Keeping your voice healthy will ensure you are able to communicate properly, and for some people who rely on it to earn a living – singers, teachers and lawyers, for instance – good voice health is essential. These same individuals tend to put more strain on their vocal cords. Even those whose professions don’t require constant speaking still suffer when experiencing voice-related health issues. It is estimated that 7.5 million people experience voice disorders.
The vocal folds, groups of muscle tissue in the larynx, are normally open to allow breathing. When you speak, they close, and air from the lungs makes them vibrate. This produces sound. The size and shape of the vocal folds and surrounding cavities (throat, mouth and nose) help determine the pitch, volume and tone of your voice. This is what makes it unique. When illness or disease affects your voice, it can change the pitch, volume and quality of sound.
Symptoms of a voice disorder include a hoarse, raspy or weak voice; decreased range in pitch, volume and projection; vocal fatigue; shortness of breath; coughing; sore throat; chronic throat clearing and voice loss. If these symptoms last longer than two weeks, seek the attention of a doctor. An otolaryngologist is the most qualified medical professional for diagnosing voice problems.
The majority of voice disorders are related to conditions that can be treated. They rarely indicate a serious health problem, and they are usually curable.
One of the most common voice problems is vocal cord abuse. This occurs when you use your voice improperly; shouting, whispering and frequent throat clearing can cause strain and fatigue of the vocal cords. Continued abuse can lead to permanent voice damage and a number of serious medical issues such as laryngitis, polyps, cysts and vocal fold swelling.
Other conditions that can affect the voice include upper respiratory infections, acid reflux, tobacco smoke, hormones, vocal nodules, neurological diseases and tumors.
The key to good voice health is prevention. Make sure to use your voice properly; avoid straining the vocal folds with improper pitch and volume, and keep them moist by drinking lots of water, especially when speaking. Limit your caffeine and alcohol intake, as these can dry out the throat. A humidifier is a great way to prevent dry air. If you are experiencing vocal strain, it’s crucial to rest your voice in order to avoid permanent damage.
Voice disorders caused by conditions such as acid reflux or upper respiratory infections can be treated with drugs, while surgery will likely be needed for vocal cord lesions.

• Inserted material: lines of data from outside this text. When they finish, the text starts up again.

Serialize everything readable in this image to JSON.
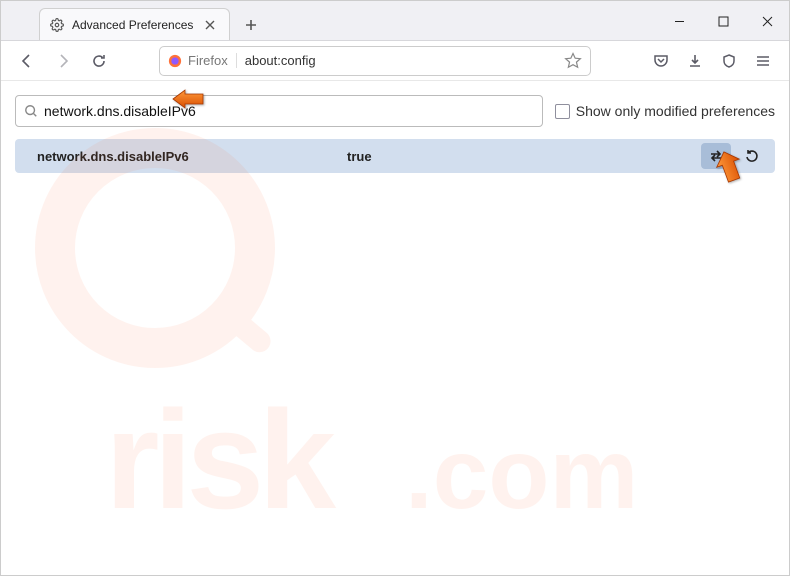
{
  "titlebar": {
    "tab_title": "Advanced Preferences"
  },
  "navbar": {
    "identity_label": "Firefox",
    "address": "about:config"
  },
  "config": {
    "search_value": "network.dns.disableIPv6",
    "show_modified_label": "Show only modified preferences",
    "pref_name": "network.dns.disableIPv6",
    "pref_value": "true"
  }
}
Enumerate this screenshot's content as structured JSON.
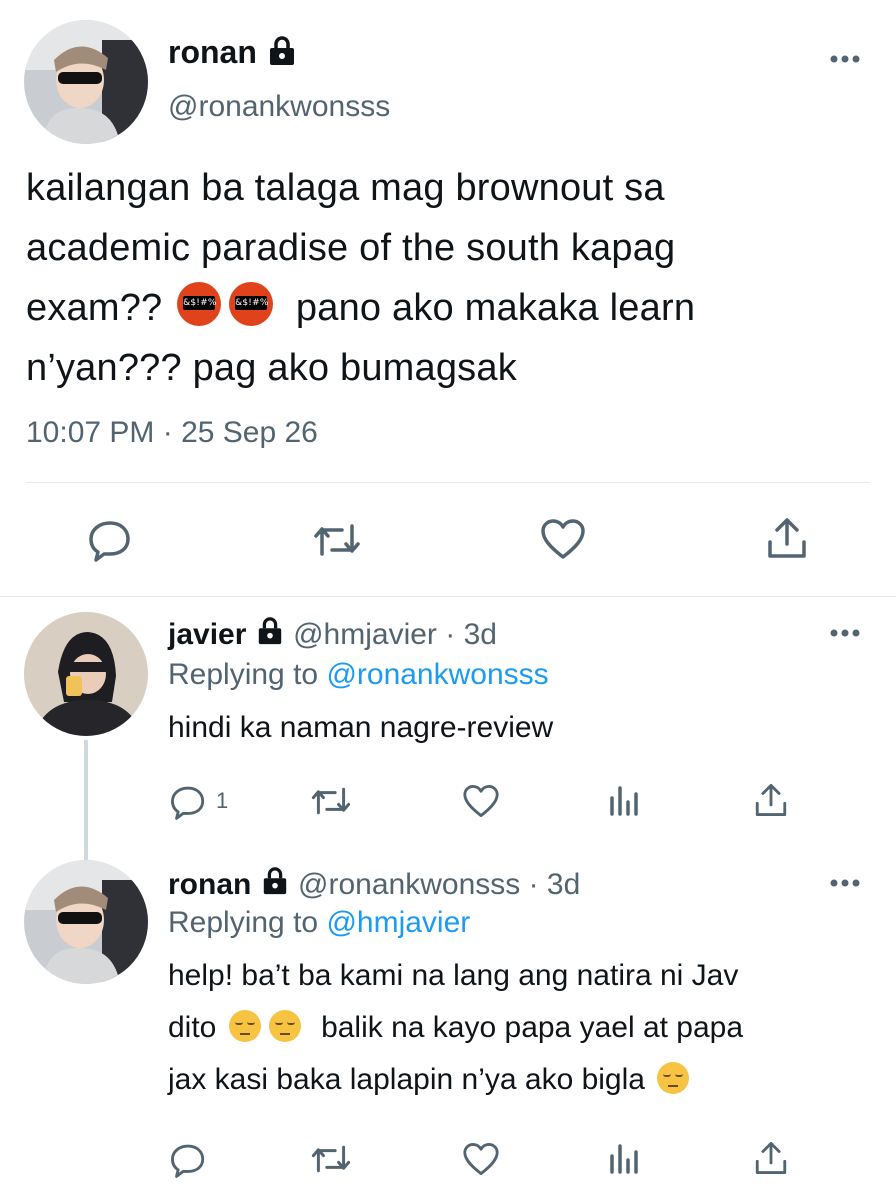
{
  "main_tweet": {
    "author": {
      "name": "ronan",
      "handle": "@ronankwonsss",
      "lock_icon": "lock-icon",
      "avatar_colors": [
        "#c9ccd0",
        "#7a8088"
      ]
    },
    "text_line1": "kailangan ba talaga mag brownout sa",
    "text_line2": "academic paradise of the south kapag",
    "text_line3a": "exam??",
    "emoji_angry": "&$!#%",
    "text_line3b": "pano ako makaka learn",
    "text_line4": "n’yan??? pag ako bumagsak",
    "timestamp": "10:07 PM · 25 Sep 26",
    "actions": [
      "reply-icon",
      "retweet-icon",
      "like-icon",
      "share-icon"
    ]
  },
  "replies": [
    {
      "name": "javier",
      "handle": "@hmjavier",
      "time": "· 3d",
      "replying_label": "Replying to",
      "replying_to": "@ronankwonsss",
      "text": "hindi ka naman nagre-review",
      "reply_count": "1",
      "avatar_colors": [
        "#d8cfc2",
        "#1e1e22"
      ]
    },
    {
      "name": "ronan",
      "handle": "@ronankwonsss",
      "time": "· 3d",
      "replying_label": "Replying to",
      "replying_to": "@hmjavier",
      "text_line1": "help! ba’t ba kami na lang ang natira ni Jav",
      "text_line2a": "dito",
      "text_line2b": "balik na kayo papa yael at papa",
      "text_line3": "jax kasi baka laplapin n’ya ako bigla",
      "avatar_colors": [
        "#c9ccd0",
        "#7a8088"
      ]
    }
  ],
  "colors": {
    "text": "#0f1419",
    "secondary": "#536471",
    "link": "#1d9bf0",
    "divider": "#e6e8ea"
  }
}
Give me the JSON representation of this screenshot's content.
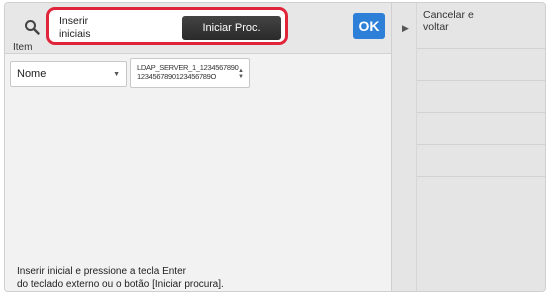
{
  "toolbar": {
    "search_icon": "search-icon",
    "input_value": "Inserir iniciais",
    "start_search_label": "Iniciar Proc.",
    "ok_label": "OK"
  },
  "filters": {
    "item_label": "Item",
    "item_value": "Nome",
    "address_book_line1": "LDAP_SERVER_1_1234567890",
    "address_book_line2": "1234567890123456789O"
  },
  "instructions": {
    "line1": "Inserir inicial e pressione a tecla Enter",
    "line2": "do teclado externo ou o botão [Iniciar procura]."
  },
  "side_panel": {
    "cancel_label_line1": "Cancelar e",
    "cancel_label_line2": "voltar"
  },
  "colors": {
    "highlight": "#e0243a",
    "ok_button": "#2e7fd8",
    "start_button": "#333333"
  }
}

Call ENT Associates of Santa Barbara at (805) 964-6926 for more information or to schedule an appointment.
Vocal cords, also called vocal folds, play an important role in how we produce sounds. First there must be air in your lungs, which occurs through the act of inhaling. The air is then pushed through the lungs into your windpipe. At the top of the windpipe sit your vocal cords, which stay open when breathing and close when you produce sound. As the air gets pushed out of the windpipe, it passes between the vocal cords, causing them to vibrate. This vibration sounds like buzzing. This sound is passed through the throat, nose and mouth, which all work together to change the buzzing into speech. Any disorder that affects your vocal cords will affect your speech.
Laryngitis is swelling and irritation of the larynx. It causes hoarseness and, in some cases, voice loss. It can be acute or chronic, but is usually the result of a temporary viral infection or vocal strain and clears up quickly. Persistent laryngitis that lasts longer than two weeks could be a sign of a serious condition and should be evaluated by a doctor. In order for your doctor to get a better look at your larynx, a laryngoscopy will be performed. This procedure involves inserting an endoscope through your nose or mouth to get a closer look at your larynx and watch how your vocal cords react when you speak. The endoscope is a thin flexible tube with a light and a camera on the end.